The “Wajis”: The advanced and expert skiing are on Bagwaji and Chiwaji to the North East of the Noque’. To ski the “Wajis” one typically leaves the trail head on the Noque and takes the first right on Papasay less than 1k from the stadium. Take the first left on Gookookoo and cross the power lines to Hemlock Junction. Following a gradual climb keep right where Migizi joins. The Wajis are one way (counter clock wise) due to the steep and winding trails. There are two cut offs before reaching the Noque at the 14k mark. The Waji skier returns from 14k via Mukwa for .5k to the Chiwaji intersection. Follow Chiwaji 3k going up and down a series of hills (with by passes available) to Waban. Waaban is a nice winding flat loop off the Noque’. Follow Waaban to the Noque’ at Grand Central and then Migizi back to Gookookoo and home.
Inner Loops: There are a number of loops close to the trail head. Collectively I tend to call them the “Inner Loops”. Papasay, Zhing and Boozhoo provide skiers with trails within sight of the trail head. There is a FIS quality “sprint” loop for sprint events.
Grooming Priority: Given unlimited money and man power we would groom all trails every night. Given limited resources we typically need to make grooming decisions. We will always plan on keeping the Noque to 17k and Animoosh groomed every day. Then, time permitting we will work on the Wajis.
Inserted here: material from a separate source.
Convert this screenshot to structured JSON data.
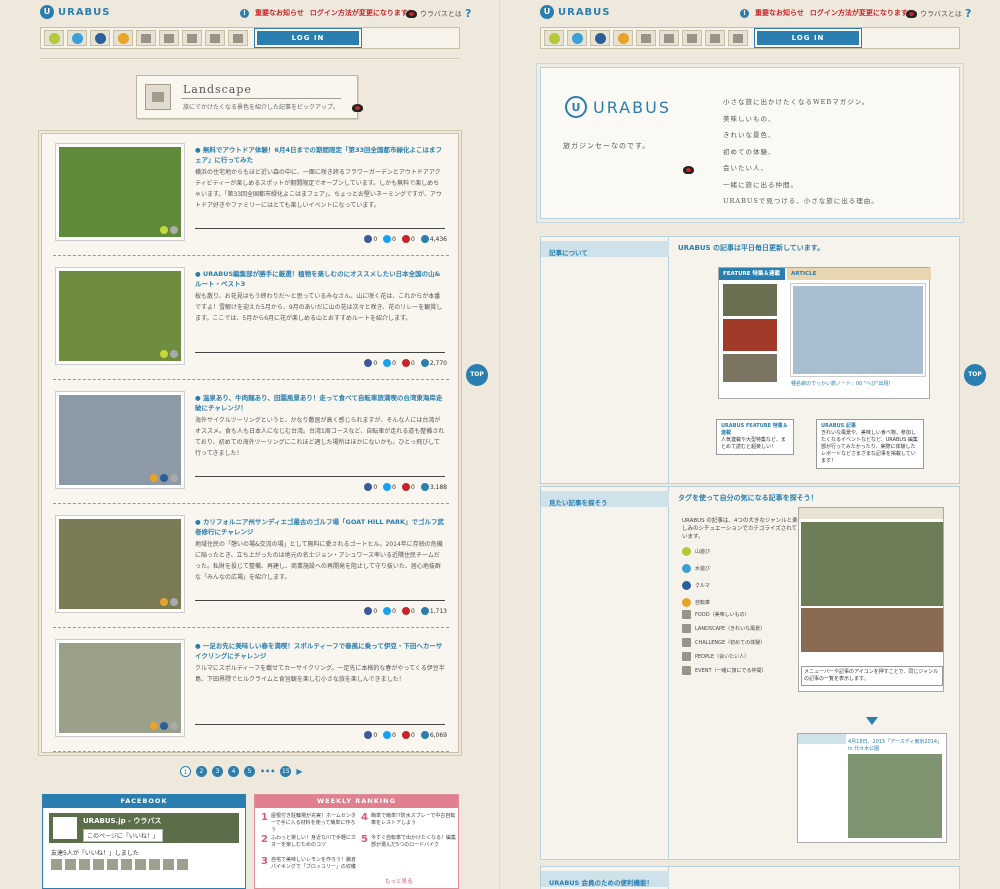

Following the Waji loop we will run to Co Rd 510. Grooming all of the above listed trails takes close to 8 hours. So, there are plenty of volunteer opportunities if you would like to join the exciting world of trail grooming.